[Opening PROVIDED RECORDS section]

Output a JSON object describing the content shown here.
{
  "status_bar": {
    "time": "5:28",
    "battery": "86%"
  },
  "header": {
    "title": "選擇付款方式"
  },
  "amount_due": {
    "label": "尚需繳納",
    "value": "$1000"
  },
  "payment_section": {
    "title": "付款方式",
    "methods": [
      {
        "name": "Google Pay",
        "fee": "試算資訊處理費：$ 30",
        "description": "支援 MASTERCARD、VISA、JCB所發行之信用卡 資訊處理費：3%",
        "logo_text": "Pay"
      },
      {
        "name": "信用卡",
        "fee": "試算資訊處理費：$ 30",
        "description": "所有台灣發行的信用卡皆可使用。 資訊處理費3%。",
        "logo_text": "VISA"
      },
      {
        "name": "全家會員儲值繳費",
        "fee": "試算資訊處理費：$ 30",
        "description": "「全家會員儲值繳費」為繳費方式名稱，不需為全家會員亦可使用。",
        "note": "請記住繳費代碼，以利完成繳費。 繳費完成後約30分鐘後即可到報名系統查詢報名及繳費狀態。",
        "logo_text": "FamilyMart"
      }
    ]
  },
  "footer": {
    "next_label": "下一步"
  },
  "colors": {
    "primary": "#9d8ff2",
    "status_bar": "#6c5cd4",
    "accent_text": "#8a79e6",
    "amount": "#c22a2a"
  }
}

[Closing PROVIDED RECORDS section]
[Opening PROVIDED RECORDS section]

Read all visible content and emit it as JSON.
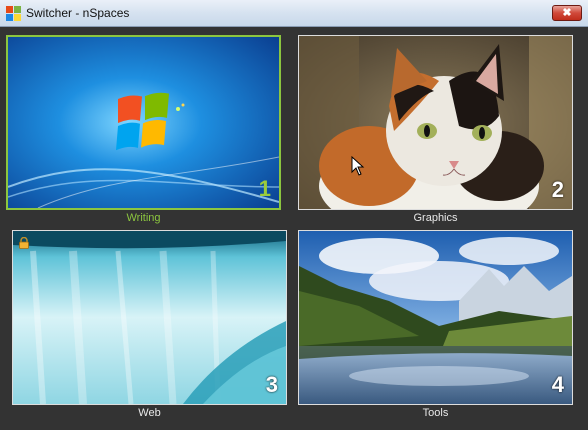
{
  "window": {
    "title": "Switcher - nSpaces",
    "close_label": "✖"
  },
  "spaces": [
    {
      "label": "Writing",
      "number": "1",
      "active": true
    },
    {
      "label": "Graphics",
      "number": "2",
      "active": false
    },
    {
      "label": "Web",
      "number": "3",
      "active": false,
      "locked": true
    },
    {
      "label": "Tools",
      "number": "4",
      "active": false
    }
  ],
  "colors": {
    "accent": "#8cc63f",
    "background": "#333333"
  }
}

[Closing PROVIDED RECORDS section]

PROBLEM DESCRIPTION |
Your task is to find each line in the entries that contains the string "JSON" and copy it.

OUTPUT BELOW |
Output a JSON object describing the content shown here.
Read all visible content and emit it as JSON.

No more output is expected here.